▸ **Given records**:
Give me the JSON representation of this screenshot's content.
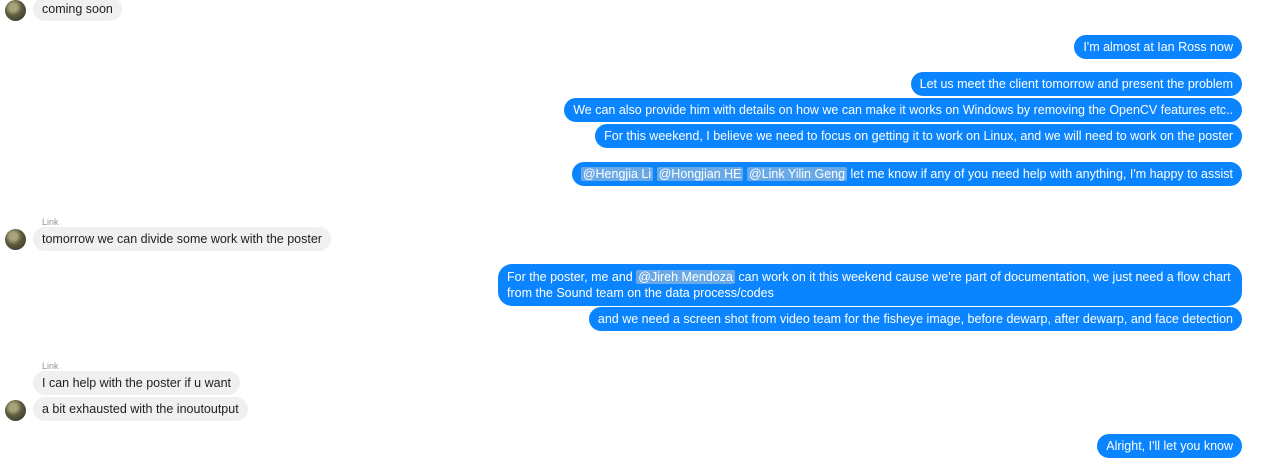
{
  "messages": {
    "m1": "coming soon",
    "m2": "I'm almost at Ian Ross now",
    "m3": "Let us meet the client tomorrow and present the problem",
    "m4": "We can also provide him with details on how we can make it works on Windows by removing the OpenCV features etc..",
    "m5": "For this weekend, I believe we need to focus on getting it to work on Linux, and we will need to work on the poster",
    "m6": {
      "mention1": "@Hengjia Li",
      "mention2": "@Hongjian HE",
      "mention3": "@Link Yilin Geng",
      "text": "let me know if any of you need help with anything, I'm happy to assist"
    },
    "sender1": "Link",
    "m7": "tomorrow we can divide some work with the poster",
    "m8": {
      "pre": "For the poster, me and",
      "mention": "@Jireh Mendoza",
      "post": "can work on it this weekend cause we're part of documentation, we just need a flow chart from the Sound team on the data process/codes"
    },
    "m9": "and we need a screen shot from video team for the fisheye image, before dewarp, after dewarp, and face detection",
    "sender2": "Link",
    "m10": "I can help with the poster if u want",
    "m11": "a bit exhausted with the inoutoutput",
    "m12": "Alright, I'll let you know"
  },
  "colors": {
    "outgoing": "#0a84ff",
    "incoming": "#f1f0f0",
    "mention_highlight": "#6aa9e8"
  }
}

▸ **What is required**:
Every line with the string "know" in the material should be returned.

▸ **Task answer**:
      "text": "let me know if any of you need help with anything, I'm happy to assist"
    "m12": "Alright, I'll let you know"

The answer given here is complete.